Can't Miss Travel Tips for 2010
The new Four Seasons in Beirut has 230 terraces
Is it really already nearing the end of January? Time to think about some can't-miss hotels, exhibitions and goings-on for 2010:
* The Irving Penn exhibit at the National Portrait Gallery in London starting February 18th. Penn passed away in October, and the retrospective pays homage to one of the most unparalleled photographers in history. Expect shots of notables from Truman Capote to Pablo Picasso.
* The new Four Seasons Beirut, which just opened its doors last week. I have had a bee in my bonnet about visiting Beirut for some time, and the debut of both the Four Seasons and the stylish Le Gray makes a sojourn even more tempting. Look for special weekend and opening offers.
* The opening of Eataly in New York City. There is still no official opening date for this behemoth, but expect the Manhattan outpost of this huge Italian gourmet market to give Whole Foods a real run for its money. Co-owner Joe Bastianich tells me that late spring seems the likely debut.
* Mexican boutique hotel Imanta near Puerto Vallarta. This gorgeous looking property is set to open in February and I am already cooking up a visit. For more travel ideas on that coast, check out my surf story. One of the best trips ever.
* If you missed the Anish Kapoor's wonderful steel and wax sculptures at the Royal Academy in London, they're coming to the Guggenheim Bilbao March 16th. It will be the perfect setting for the exhibit's house of mirrors effect.
* The new Maharajas' Express launching in March. How sad that the Orient Express train has stopped running, but at least this new Indian railway will be filling in the luxe category. It will run from Mumbai to Calcutta, taking in sights from the Taj Mahal to Ranthambore National Park. With two restaurant cars, an observation lounge with bar and games tables, and cabins with LCD televisions, Maharajas' Express seems like it will put a little romance back into train travel.

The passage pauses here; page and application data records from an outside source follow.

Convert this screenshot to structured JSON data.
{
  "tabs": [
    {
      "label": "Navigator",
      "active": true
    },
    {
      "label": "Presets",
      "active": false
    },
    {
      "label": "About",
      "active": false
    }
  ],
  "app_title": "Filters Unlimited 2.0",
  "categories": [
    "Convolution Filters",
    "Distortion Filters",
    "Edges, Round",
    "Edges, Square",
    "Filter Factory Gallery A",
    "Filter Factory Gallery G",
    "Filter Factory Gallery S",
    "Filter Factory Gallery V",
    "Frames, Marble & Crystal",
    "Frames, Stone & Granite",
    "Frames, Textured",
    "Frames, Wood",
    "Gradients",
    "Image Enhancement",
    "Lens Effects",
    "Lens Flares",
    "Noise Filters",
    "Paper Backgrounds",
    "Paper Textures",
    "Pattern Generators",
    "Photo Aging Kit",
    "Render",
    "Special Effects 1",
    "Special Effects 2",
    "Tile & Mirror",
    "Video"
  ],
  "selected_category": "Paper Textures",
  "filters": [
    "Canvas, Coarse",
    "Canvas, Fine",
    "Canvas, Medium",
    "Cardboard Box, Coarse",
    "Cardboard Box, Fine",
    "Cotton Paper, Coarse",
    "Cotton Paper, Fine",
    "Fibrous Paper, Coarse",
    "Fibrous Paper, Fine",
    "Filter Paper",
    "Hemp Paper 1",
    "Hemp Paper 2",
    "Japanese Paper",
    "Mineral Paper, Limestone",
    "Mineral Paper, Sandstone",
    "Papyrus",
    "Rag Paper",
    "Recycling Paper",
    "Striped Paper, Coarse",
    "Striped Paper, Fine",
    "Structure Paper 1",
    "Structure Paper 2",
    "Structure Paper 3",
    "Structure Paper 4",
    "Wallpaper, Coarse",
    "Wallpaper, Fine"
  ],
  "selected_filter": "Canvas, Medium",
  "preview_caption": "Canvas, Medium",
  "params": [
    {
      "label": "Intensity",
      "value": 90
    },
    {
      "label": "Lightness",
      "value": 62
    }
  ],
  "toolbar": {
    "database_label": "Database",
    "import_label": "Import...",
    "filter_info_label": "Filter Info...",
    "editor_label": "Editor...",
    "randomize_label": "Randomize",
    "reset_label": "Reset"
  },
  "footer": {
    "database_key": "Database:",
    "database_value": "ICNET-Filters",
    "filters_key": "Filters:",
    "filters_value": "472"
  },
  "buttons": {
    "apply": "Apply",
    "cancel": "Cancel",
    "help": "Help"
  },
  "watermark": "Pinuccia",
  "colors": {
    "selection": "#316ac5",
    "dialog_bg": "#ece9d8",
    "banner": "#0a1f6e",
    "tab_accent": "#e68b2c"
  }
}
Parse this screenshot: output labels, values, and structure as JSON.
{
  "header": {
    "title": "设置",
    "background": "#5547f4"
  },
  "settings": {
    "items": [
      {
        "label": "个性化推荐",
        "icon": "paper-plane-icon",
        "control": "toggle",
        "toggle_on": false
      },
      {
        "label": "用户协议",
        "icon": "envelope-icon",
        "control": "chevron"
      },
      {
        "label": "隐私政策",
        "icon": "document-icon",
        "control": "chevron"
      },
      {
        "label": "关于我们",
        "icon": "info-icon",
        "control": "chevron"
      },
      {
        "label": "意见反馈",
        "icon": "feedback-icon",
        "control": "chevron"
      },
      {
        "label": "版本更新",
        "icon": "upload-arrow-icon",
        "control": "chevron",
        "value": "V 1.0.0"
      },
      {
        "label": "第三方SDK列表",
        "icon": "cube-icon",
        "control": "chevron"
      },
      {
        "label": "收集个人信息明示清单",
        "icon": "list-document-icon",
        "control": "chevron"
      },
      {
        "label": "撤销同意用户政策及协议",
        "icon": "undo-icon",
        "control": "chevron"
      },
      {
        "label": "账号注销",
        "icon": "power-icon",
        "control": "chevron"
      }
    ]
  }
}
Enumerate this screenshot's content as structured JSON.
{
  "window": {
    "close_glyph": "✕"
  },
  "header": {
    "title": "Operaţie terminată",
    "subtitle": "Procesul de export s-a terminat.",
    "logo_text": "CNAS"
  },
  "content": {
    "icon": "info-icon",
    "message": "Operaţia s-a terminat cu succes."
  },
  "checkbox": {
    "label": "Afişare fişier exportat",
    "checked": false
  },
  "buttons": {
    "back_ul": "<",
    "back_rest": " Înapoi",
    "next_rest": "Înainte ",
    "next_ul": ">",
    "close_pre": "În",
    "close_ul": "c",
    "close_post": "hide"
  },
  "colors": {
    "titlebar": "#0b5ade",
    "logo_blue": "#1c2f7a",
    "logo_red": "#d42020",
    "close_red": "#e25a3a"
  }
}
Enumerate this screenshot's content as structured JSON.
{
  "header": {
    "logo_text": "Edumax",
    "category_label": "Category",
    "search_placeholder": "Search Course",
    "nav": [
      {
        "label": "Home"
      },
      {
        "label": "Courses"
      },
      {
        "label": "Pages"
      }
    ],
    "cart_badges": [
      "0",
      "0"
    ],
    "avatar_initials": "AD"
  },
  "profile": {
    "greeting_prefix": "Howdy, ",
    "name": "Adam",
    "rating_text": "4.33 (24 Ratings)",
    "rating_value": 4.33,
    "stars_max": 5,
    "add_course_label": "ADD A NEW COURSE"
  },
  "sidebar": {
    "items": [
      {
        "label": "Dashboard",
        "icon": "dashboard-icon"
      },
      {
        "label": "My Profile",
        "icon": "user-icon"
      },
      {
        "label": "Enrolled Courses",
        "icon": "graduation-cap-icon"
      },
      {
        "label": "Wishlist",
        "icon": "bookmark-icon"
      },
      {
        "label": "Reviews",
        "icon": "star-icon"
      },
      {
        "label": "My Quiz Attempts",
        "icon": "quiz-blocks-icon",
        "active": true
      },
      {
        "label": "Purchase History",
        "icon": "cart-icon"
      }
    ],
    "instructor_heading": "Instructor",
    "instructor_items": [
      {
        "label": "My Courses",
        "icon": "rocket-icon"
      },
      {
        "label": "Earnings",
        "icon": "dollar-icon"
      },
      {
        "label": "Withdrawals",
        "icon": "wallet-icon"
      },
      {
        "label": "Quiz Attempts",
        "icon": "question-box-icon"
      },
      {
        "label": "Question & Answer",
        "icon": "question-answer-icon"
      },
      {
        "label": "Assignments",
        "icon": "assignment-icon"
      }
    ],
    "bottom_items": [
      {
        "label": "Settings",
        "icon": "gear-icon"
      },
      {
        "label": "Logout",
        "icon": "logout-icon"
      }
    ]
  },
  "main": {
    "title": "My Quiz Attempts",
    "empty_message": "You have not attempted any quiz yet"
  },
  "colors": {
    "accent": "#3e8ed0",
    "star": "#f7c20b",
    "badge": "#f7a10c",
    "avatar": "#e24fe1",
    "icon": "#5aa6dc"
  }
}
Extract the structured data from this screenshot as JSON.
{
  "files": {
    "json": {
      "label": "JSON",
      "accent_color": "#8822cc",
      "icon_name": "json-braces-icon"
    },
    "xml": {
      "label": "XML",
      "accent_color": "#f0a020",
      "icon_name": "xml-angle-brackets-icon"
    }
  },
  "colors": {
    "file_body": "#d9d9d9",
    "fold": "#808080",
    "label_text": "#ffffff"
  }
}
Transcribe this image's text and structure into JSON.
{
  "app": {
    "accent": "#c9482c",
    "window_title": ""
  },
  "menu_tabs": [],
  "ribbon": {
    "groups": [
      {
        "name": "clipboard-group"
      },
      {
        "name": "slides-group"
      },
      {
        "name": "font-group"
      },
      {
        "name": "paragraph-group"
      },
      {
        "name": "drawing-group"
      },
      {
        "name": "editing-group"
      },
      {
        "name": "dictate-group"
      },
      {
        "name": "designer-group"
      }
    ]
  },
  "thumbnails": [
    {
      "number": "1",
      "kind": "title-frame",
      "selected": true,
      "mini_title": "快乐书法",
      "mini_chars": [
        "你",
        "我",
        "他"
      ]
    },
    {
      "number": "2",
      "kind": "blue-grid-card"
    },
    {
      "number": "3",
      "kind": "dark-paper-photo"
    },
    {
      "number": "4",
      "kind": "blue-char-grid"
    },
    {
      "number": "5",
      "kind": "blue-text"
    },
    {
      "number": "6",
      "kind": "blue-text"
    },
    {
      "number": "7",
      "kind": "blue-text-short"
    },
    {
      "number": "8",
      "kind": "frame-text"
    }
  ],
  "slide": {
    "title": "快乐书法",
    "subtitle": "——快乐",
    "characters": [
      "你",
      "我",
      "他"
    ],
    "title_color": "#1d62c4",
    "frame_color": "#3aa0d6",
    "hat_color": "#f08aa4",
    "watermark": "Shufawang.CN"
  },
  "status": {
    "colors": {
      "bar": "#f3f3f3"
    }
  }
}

* The Amanfayun, which just opened last month outside the historic city of Hangzhou. Housed in an old stone village originally founded under the Tang Dynasty, the property seems secluded even though it's only a 20-minute drive to the city's countless pagodas, historic temples, and tea plantations along the picturesque West Lake.